| Work item |
Search the data for the word "object" and copy every line that contains it.

[Interface dataset entries]

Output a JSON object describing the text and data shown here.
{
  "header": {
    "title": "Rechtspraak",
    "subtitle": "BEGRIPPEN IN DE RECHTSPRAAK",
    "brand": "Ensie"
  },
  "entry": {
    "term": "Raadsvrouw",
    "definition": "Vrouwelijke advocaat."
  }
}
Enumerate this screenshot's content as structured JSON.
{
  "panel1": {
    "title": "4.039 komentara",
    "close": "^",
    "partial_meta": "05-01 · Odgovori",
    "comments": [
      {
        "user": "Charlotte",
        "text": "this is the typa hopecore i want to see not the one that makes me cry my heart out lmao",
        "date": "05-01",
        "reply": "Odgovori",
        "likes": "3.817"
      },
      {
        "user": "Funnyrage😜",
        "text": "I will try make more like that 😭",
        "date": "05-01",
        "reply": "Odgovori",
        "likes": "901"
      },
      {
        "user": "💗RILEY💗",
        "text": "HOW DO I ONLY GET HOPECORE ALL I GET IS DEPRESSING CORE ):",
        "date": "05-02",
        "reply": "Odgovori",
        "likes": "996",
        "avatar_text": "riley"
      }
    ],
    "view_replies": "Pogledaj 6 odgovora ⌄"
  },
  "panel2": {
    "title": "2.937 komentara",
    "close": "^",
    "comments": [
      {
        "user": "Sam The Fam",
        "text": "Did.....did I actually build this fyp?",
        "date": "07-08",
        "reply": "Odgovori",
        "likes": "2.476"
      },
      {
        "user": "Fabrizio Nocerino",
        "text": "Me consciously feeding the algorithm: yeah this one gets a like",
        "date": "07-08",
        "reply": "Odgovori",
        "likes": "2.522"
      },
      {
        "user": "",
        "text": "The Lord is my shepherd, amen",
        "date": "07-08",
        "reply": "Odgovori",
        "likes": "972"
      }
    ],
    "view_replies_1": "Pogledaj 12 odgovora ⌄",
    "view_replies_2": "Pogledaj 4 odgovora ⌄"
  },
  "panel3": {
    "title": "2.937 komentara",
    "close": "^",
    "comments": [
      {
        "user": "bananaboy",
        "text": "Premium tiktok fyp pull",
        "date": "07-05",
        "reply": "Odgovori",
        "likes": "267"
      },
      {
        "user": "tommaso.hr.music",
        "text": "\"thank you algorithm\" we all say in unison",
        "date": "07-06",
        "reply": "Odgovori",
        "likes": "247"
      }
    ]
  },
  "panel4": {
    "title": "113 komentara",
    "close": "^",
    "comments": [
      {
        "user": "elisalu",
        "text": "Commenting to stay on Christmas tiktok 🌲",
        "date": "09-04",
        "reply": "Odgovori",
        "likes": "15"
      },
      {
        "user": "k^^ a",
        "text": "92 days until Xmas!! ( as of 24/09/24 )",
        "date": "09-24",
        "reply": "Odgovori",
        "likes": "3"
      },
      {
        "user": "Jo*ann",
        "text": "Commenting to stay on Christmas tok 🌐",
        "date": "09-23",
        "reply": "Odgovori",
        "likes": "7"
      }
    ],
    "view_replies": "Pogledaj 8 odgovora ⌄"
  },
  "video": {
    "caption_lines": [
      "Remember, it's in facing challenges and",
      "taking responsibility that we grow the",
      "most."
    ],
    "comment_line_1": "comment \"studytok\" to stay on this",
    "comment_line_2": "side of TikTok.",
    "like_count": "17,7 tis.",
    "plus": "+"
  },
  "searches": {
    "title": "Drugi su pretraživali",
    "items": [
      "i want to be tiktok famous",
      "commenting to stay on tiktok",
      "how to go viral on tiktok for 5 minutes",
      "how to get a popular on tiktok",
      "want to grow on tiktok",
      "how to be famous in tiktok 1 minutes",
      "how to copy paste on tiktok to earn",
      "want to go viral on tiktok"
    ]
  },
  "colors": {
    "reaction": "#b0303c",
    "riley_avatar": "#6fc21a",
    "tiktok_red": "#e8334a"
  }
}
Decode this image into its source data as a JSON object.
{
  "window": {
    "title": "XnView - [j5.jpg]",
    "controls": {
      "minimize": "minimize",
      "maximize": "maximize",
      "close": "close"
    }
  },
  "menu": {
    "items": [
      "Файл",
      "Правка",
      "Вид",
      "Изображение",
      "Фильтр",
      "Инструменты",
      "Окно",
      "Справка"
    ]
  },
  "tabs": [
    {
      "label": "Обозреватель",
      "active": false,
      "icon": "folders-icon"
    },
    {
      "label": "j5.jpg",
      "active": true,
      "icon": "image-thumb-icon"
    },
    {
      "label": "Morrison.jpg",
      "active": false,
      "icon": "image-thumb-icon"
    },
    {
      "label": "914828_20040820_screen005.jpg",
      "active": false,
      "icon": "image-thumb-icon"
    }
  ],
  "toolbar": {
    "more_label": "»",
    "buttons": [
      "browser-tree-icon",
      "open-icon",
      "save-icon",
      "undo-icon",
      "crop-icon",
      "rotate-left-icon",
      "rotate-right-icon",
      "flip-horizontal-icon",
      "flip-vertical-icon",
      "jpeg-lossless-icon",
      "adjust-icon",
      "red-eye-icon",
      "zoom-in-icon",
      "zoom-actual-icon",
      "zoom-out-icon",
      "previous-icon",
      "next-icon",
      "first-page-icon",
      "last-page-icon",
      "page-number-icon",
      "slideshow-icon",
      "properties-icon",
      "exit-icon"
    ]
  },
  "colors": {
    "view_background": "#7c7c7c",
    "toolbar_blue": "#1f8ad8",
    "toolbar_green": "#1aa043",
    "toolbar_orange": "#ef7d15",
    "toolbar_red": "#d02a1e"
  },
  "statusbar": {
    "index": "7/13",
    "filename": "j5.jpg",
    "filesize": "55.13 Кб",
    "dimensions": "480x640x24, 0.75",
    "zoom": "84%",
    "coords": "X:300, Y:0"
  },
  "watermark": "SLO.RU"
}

| Solution for this task |
Output a JSON object describing the text and data shown here.
Decode this image into its source data as a JSON object.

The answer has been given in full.